I don't expect to get an iPhone anytime soon - I'm still perfectly happy with my ancient Samsung i500. But I'm amazed that Apple decided to jump in bed lock in to using AT&T as a provider. (Apparently the first day the iPhone was released AT&T Edge had widespread network outages, affecting non-iPhone users as well as iPhone users.) And I'm thrilled that Apple decided on a closed platform - it will be way amusing to follow the inevitable opening of the iPhone by hackers. The checklist below (from IP) is already yesterday's news:
  1. Break DMG Password *COMPLETE*
  2. Break Activation *COMPLETE*
  3. Unlock Phone
  4. Run Third Party Applications

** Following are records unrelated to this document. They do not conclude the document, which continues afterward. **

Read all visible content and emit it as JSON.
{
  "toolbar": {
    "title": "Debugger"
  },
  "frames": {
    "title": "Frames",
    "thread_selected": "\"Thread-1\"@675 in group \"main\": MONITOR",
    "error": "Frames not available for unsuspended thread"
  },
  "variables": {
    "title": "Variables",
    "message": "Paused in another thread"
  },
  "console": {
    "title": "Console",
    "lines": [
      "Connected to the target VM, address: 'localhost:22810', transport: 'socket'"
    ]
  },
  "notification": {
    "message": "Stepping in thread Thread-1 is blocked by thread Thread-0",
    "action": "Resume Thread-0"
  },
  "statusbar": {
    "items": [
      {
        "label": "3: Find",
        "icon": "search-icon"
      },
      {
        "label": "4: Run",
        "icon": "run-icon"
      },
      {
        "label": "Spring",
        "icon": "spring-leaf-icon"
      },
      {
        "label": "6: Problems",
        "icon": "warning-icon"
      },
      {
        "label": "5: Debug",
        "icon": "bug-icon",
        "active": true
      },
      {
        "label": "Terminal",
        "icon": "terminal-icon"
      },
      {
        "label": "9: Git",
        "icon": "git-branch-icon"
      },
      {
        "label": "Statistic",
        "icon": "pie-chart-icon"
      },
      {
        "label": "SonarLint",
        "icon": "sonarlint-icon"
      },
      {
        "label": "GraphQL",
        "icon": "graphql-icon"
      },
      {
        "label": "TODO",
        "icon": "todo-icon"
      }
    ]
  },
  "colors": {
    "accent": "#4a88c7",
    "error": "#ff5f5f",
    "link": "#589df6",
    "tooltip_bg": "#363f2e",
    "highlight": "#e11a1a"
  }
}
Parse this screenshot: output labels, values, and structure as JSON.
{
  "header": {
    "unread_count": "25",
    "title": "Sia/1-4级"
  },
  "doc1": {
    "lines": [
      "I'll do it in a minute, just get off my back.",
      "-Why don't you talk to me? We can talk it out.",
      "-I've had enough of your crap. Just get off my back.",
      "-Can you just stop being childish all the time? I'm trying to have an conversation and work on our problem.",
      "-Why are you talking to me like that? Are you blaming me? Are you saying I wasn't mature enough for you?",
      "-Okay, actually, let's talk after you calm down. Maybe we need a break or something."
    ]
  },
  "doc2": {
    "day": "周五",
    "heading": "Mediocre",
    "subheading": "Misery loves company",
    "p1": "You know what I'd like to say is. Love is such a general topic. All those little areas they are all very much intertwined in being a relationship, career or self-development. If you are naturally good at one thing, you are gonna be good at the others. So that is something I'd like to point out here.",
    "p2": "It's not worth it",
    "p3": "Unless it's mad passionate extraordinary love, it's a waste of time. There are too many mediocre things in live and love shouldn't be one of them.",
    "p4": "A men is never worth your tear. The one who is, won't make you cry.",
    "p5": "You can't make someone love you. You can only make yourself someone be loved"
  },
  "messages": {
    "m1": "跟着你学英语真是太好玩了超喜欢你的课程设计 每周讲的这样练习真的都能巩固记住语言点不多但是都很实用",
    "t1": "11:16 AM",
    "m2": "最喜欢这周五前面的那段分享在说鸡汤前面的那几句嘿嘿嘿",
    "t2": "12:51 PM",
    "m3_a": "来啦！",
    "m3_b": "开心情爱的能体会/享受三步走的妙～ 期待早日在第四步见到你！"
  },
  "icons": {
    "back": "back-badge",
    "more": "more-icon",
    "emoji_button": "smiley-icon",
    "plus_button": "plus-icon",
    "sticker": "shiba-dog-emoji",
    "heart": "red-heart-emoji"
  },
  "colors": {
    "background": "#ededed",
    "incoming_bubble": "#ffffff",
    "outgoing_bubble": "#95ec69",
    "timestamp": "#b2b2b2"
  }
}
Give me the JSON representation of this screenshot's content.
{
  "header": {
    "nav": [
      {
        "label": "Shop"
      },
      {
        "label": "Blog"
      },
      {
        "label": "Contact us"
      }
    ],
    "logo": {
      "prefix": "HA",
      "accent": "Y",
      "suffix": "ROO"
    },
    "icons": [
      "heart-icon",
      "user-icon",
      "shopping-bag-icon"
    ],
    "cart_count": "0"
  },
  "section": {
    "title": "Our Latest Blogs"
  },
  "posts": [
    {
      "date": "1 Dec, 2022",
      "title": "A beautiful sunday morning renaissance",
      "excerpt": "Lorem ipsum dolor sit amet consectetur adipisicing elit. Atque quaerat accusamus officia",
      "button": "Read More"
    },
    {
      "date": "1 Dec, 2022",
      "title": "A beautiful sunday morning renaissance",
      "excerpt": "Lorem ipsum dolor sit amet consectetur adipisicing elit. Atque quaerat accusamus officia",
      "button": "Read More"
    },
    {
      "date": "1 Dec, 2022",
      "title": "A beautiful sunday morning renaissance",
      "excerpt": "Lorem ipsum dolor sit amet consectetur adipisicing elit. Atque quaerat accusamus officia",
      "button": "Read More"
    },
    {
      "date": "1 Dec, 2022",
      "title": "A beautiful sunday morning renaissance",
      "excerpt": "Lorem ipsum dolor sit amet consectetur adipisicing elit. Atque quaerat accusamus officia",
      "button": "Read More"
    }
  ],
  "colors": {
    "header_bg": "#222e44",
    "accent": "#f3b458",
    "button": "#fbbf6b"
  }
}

  5. Allow DUN/Tethering
  6. Remove IMEI Transmitting
  7. Enable Disk Mode
Yes, it would be cool to be able to use an iPhone on whatever network you want - but there's a socially interesting issue here also. My smartphone holds my information, some of which is potentially quite private (e.g., what doctors do I go to? when am I out of my house?), and which we know is not always very secure. I think I know how and where my Palm/phone device keeps this information, but on a networked device with a closed architecture, what guarantees do you have? We know how careful Apple has been with DRM in iTunes - it'll be interesting to see how much effort Apple has put into locking up its customer's information.